Washington Extra – Fear factor

March 15, 2011

This was definitely an Ides of March to beware of.

NUCLEAR-USA/Japan faced a potential nuclear catastrophe after explosions at three reactors at a nuclear power plant sent radiation toward Tokyo. The fear factor sent shivers through world stock markets which tumbled.

from Tales from the Trail:

Washington Extra – Sticky situations

March 14, 2011

It is a natural instinct to review one's own situation when a friend or neighbor is hit by a crisis.

from Oddly Enough Blog:

Merlot on the go?

March 1, 2011

BELARUS/

Blog Guy, like many of your readers I'm looking for a new and interesting career. I like to drive, I like retail work, and I enjoy making people happy. Any ideas?

from Reuters Investigates:

ElBaradei: From nuclear diplomat to Cairo politics

February 16, 2011

EGYPT/ELBARADEI-SQUAREWho is Mohamed ElBaradei, the professional Egyptian opposition figure who joined the ranks of disaffected Eypgtians to topple President Hosni Mubarak after thirty years in power?  Does the 68-year-old diplomat and lawyer have what it takes to become Egypt's next president if it holds free and fair elections? 

from Afghan Journal:

India, Pakistan and their growing nuclear arsenal

January 2, 2011

nuke

India and Pakistan exchanged a list of each other's nuclear installations on Saturday like they have done at the start of each year under a 1988 pact in which the two sides agreed not to attack these facilities. That is the main confidence building measure in the area of nuclear security between the two countries, even though their nuclear weapons  programmes  have expanded significantly since then.   Indeed for some years now there is a  growing body of international opinion that holds that Pakistan has stepped up production of fissile material, and may just possibly hold more nuclear weapons than its much larger rival, India.  

from Afghan Journal:

Denuclearising Pakistan

November 30, 2010

A woman walks past a Pakistan national flag on display at a sidewalk in Lahore August 13, 2010. REUTERS/Mohsin Raza/Files

At about the time WikiLeaks released tens of thousands of U.S. diplomatic cables, including one related to a secret attempt to remove enriched uranium from a Pakistani research reactor, a top Pakistani military official held a briefing for journalists that focused on U.S.-Pakistan ties.

from Pakistan: Now or Never?:

Wikileaks on Pakistan

November 28, 2010

iran pakistanIn the State Department cables released by Wikileaks and so far reported, the most eye-catching as far as Pakistan is concerned is a row with Washington over nuclear fuel.

from India Insight:

India’s Iran stance will be crucial at the U.N.

October 13, 2010

India took its deserved place at the world's most powerful table on Tuesday, winning a two-year seat on the United Nations Security Council with the resounding support of 187 of the assembly's 192 countries.
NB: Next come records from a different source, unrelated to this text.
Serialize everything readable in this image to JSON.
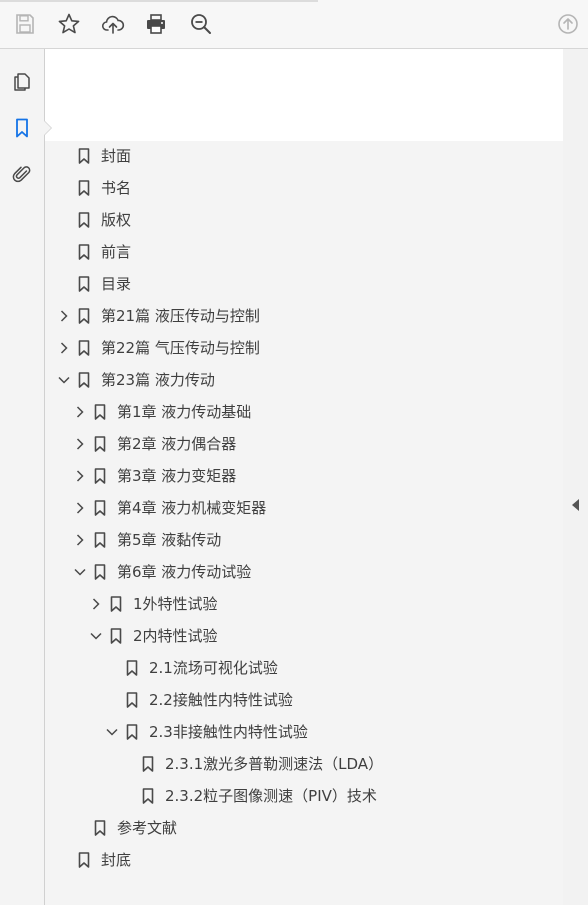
{
  "toolbar": {
    "buttons": [
      {
        "name": "save-icon"
      },
      {
        "name": "star-icon"
      },
      {
        "name": "upload-cloud-icon"
      },
      {
        "name": "print-icon"
      },
      {
        "name": "zoom-out-icon"
      },
      {
        "name": "scroll-up-icon"
      }
    ]
  },
  "sidebar": {
    "tools": [
      {
        "name": "pages-icon"
      },
      {
        "name": "bookmark-icon"
      },
      {
        "name": "attachment-icon"
      }
    ]
  },
  "bookmarks": [
    {
      "label": "封面",
      "level": 0,
      "expander": "none"
    },
    {
      "label": "书名",
      "level": 0,
      "expander": "none"
    },
    {
      "label": "版权",
      "level": 0,
      "expander": "none"
    },
    {
      "label": "前言",
      "level": 0,
      "expander": "none"
    },
    {
      "label": "目录",
      "level": 0,
      "expander": "none"
    },
    {
      "label": "第21篇  液压传动与控制",
      "level": 0,
      "expander": "collapsed"
    },
    {
      "label": "第22篇  气压传动与控制",
      "level": 0,
      "expander": "collapsed"
    },
    {
      "label": "第23篇  液力传动",
      "level": 0,
      "expander": "expanded"
    },
    {
      "label": "第1章  液力传动基础",
      "level": 1,
      "expander": "collapsed"
    },
    {
      "label": "第2章  液力偶合器",
      "level": 1,
      "expander": "collapsed"
    },
    {
      "label": "第3章  液力变矩器",
      "level": 1,
      "expander": "collapsed"
    },
    {
      "label": "第4章  液力机械变矩器",
      "level": 1,
      "expander": "collapsed"
    },
    {
      "label": "第5章  液黏传动",
      "level": 1,
      "expander": "collapsed"
    },
    {
      "label": "第6章  液力传动试验",
      "level": 1,
      "expander": "expanded"
    },
    {
      "label": "1外特性试验",
      "level": 2,
      "expander": "collapsed"
    },
    {
      "label": "2内特性试验",
      "level": 2,
      "expander": "expanded"
    },
    {
      "label": "2.1流场可视化试验",
      "level": 3,
      "expander": "none"
    },
    {
      "label": "2.2接触性内特性试验",
      "level": 3,
      "expander": "none"
    },
    {
      "label": "2.3非接触性内特性试验",
      "level": 3,
      "expander": "expanded"
    },
    {
      "label": "2.3.1激光多普勒测速法（LDA）",
      "level": 4,
      "expander": "none"
    },
    {
      "label": "2.3.2粒子图像测速（PIV）技术",
      "level": 4,
      "expander": "none"
    },
    {
      "label": "参考文献",
      "level": 1,
      "expander": "none"
    },
    {
      "label": "封底",
      "level": 0,
      "expander": "none"
    }
  ]
}
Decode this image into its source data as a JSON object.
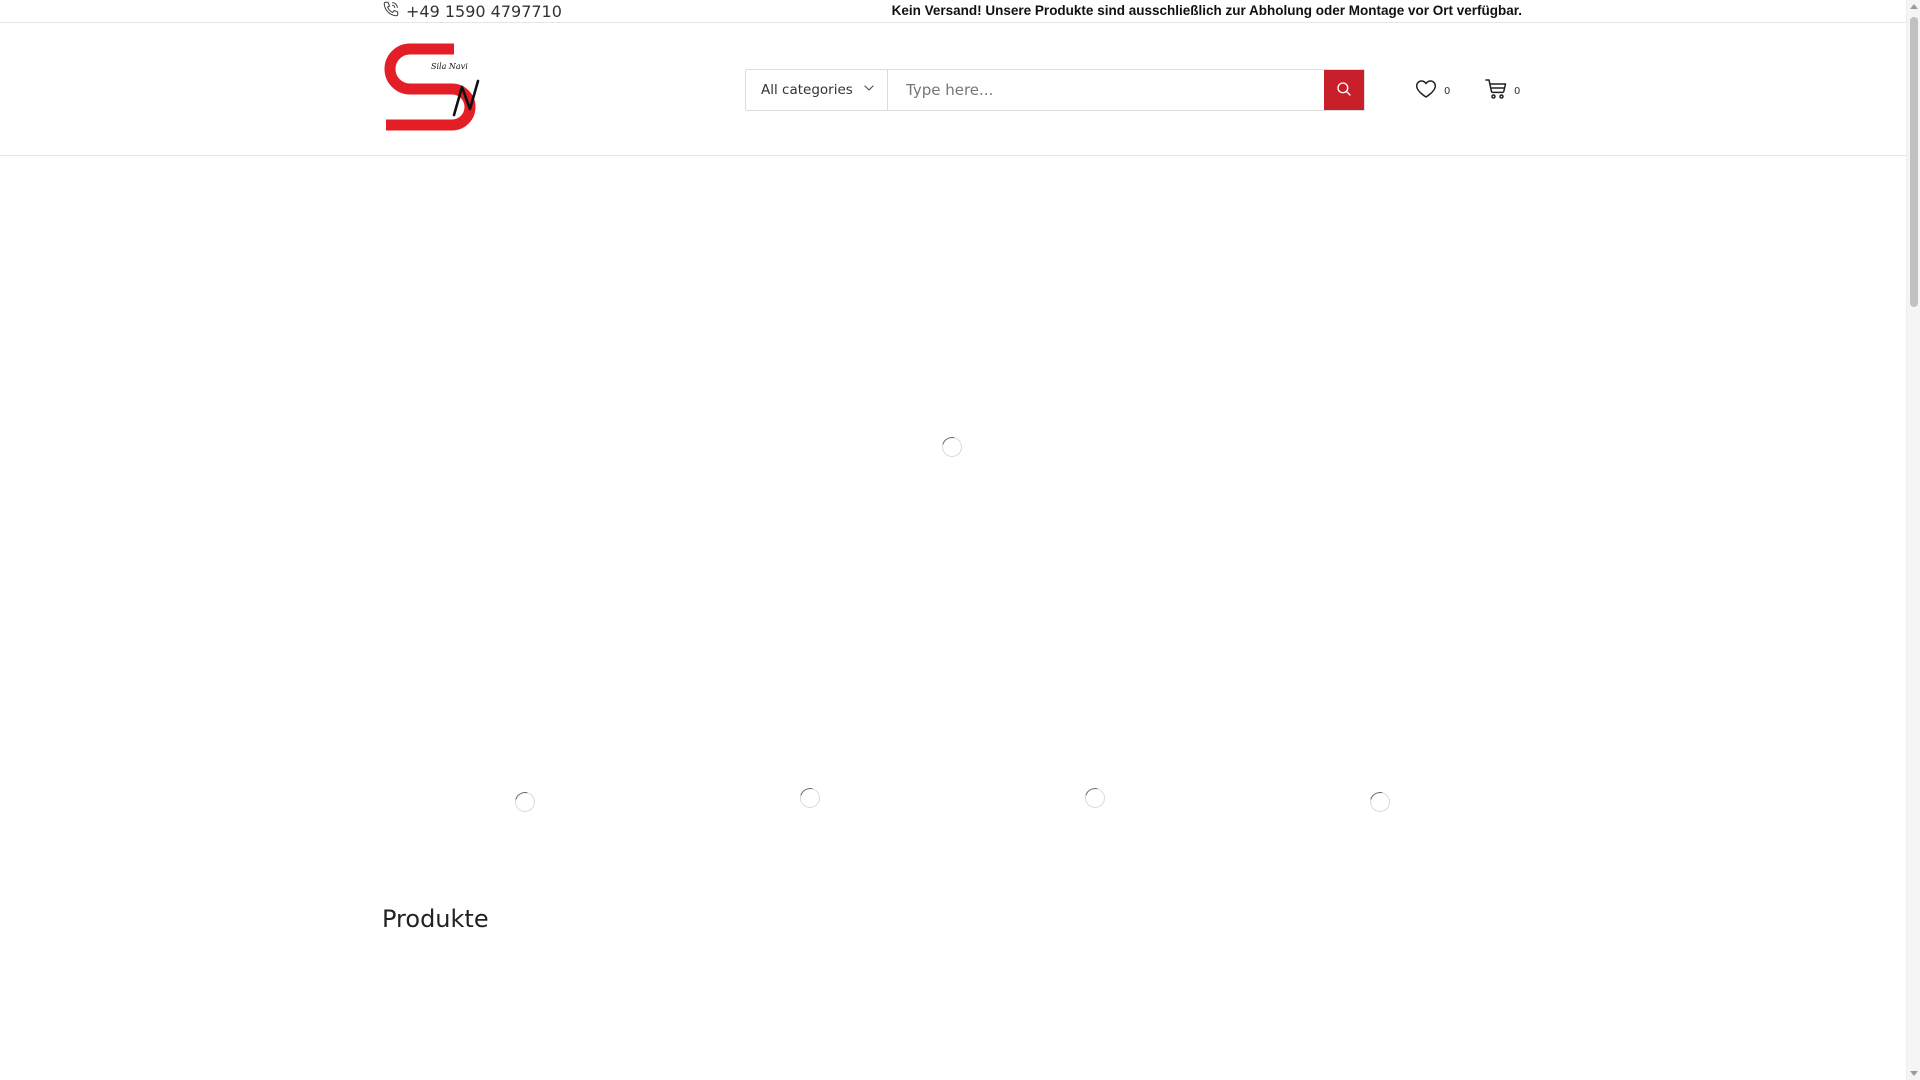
{
  "topbar": {
    "phone": "+49 1590 4797710",
    "phone_icon": "phone-icon",
    "notice": "Kein Versand! Unsere Produkte sind ausschließlich zur Abholung oder Montage vor Ort verfügbar."
  },
  "header": {
    "logo": {
      "text": "Sila Navi",
      "letters": "SN",
      "brand_color": "#e41e26"
    },
    "search": {
      "category_label": "All categories",
      "placeholder": "Type here...",
      "button_color": "#c8202a"
    },
    "wishlist": {
      "icon": "heart-icon",
      "count": "0"
    },
    "cart": {
      "icon": "cart-icon",
      "count": "0"
    }
  },
  "main": {
    "section_title": "Produkte"
  }
}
India's Foreign Minister Pranab Mukherjee (L) speaks with Iran's President Mahmoud Ahmadinejad during an official meeting in Tehran. REUTERS/Morteza Nikoubazl